[Activity]
State only the number of lines below where the word "data" is found.
##### Record set
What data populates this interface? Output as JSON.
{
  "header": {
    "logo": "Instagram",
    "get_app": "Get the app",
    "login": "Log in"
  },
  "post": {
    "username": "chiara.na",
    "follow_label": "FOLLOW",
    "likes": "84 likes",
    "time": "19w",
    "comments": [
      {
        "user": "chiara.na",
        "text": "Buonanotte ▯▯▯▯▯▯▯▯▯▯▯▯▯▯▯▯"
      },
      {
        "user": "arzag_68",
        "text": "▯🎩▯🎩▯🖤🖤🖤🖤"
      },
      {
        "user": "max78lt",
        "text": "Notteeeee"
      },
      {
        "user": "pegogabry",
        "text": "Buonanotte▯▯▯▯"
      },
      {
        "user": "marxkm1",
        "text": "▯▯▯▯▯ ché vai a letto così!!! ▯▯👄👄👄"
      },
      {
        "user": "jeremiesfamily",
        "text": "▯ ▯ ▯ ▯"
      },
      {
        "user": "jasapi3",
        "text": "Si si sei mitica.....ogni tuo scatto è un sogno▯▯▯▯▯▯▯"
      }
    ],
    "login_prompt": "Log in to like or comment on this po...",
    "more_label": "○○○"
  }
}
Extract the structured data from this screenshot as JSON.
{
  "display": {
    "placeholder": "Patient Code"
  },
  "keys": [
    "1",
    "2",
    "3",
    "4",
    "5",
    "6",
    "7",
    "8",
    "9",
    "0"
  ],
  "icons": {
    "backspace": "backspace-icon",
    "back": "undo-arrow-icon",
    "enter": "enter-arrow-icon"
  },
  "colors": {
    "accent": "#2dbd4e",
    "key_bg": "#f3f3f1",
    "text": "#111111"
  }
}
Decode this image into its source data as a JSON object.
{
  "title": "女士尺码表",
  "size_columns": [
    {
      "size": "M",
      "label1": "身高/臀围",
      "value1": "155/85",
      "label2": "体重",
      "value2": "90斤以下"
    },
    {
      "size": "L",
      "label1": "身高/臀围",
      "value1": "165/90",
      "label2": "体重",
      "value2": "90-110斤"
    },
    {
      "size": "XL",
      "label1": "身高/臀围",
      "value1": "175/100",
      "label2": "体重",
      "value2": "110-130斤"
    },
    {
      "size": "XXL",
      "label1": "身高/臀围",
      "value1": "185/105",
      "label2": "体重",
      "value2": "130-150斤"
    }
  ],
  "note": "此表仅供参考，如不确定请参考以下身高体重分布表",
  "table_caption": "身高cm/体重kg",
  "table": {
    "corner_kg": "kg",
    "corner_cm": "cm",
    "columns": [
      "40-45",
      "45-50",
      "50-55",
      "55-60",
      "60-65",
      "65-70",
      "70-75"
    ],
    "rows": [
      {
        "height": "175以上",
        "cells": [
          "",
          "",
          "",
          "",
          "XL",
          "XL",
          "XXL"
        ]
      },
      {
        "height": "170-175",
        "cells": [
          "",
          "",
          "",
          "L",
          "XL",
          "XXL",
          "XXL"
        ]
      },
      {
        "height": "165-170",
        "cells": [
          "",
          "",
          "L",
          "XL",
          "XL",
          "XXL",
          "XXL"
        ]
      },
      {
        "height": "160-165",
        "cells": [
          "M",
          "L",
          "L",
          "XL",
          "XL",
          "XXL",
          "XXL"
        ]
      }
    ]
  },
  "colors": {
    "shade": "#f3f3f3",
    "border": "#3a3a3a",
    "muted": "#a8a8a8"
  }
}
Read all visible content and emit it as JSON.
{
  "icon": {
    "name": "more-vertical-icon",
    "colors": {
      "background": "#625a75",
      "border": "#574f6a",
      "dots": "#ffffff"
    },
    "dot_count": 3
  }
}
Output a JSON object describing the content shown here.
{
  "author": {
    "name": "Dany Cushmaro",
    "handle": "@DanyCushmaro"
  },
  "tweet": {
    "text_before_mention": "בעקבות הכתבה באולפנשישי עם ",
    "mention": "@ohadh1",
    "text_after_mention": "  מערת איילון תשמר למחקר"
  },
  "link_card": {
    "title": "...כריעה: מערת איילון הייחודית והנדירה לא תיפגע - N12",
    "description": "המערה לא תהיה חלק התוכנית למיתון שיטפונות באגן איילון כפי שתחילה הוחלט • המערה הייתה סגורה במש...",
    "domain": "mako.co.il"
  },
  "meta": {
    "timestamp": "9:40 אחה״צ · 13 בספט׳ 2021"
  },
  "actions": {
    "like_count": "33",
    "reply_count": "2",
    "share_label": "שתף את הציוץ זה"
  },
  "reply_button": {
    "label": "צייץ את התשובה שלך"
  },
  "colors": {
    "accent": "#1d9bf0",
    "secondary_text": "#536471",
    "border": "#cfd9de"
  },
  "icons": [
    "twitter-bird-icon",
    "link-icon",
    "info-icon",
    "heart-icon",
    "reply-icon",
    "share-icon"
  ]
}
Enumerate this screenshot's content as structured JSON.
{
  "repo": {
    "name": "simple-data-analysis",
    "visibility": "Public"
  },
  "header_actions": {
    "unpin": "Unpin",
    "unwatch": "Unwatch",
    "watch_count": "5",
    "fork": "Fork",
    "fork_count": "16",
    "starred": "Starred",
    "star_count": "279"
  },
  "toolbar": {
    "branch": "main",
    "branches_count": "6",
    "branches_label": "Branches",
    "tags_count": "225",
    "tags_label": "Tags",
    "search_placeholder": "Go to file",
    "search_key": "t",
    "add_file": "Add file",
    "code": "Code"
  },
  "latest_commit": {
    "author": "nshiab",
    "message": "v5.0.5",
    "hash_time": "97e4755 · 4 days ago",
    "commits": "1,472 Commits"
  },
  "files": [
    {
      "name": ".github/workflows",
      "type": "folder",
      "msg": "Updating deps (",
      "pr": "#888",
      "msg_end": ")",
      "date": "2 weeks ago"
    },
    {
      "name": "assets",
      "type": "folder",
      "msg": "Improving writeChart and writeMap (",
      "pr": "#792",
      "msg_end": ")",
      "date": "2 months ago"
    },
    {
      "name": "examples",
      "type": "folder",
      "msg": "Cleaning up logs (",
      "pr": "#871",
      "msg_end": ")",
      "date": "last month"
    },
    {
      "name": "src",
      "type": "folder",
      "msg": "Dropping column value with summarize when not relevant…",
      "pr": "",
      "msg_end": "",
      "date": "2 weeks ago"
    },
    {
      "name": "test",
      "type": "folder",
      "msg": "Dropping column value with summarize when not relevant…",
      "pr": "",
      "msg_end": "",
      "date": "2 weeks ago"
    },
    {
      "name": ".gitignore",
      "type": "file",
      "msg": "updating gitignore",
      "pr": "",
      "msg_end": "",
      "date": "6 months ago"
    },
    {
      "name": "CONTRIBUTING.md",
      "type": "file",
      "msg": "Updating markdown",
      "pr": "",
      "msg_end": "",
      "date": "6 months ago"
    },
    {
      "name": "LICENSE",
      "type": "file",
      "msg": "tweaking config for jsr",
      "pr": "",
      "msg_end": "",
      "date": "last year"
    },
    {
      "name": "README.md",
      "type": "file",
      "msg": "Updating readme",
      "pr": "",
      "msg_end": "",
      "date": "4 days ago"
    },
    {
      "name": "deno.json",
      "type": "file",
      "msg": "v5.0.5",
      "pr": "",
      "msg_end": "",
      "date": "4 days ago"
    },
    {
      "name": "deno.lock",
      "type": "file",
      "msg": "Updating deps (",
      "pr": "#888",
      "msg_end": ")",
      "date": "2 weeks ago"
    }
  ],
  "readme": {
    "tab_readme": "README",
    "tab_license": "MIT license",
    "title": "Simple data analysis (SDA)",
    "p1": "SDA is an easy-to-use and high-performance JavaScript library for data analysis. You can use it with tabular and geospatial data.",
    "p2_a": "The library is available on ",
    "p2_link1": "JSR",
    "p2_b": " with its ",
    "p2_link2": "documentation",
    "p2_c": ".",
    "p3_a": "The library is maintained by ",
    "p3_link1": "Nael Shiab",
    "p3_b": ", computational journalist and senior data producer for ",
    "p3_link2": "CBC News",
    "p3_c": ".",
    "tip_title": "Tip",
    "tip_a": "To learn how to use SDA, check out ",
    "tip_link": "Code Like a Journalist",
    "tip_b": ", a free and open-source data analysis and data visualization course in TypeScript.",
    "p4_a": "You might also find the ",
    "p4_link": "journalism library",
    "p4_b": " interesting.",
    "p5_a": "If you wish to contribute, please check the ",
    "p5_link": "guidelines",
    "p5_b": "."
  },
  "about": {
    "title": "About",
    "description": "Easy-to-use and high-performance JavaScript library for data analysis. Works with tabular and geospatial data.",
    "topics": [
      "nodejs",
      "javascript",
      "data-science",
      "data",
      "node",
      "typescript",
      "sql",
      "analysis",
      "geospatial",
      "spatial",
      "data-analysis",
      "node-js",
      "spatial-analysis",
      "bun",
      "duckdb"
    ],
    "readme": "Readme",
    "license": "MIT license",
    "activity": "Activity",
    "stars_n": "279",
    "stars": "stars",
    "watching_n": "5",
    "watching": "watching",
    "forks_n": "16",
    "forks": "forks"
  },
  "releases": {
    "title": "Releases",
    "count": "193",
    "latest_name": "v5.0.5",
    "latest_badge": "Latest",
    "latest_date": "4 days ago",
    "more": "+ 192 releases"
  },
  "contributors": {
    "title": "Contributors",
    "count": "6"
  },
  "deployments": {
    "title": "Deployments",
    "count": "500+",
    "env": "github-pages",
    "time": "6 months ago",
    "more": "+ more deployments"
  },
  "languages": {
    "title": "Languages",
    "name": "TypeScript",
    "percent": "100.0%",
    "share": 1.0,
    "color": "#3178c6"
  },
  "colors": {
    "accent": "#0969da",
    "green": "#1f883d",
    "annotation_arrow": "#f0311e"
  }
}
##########
[Exercise solution]
12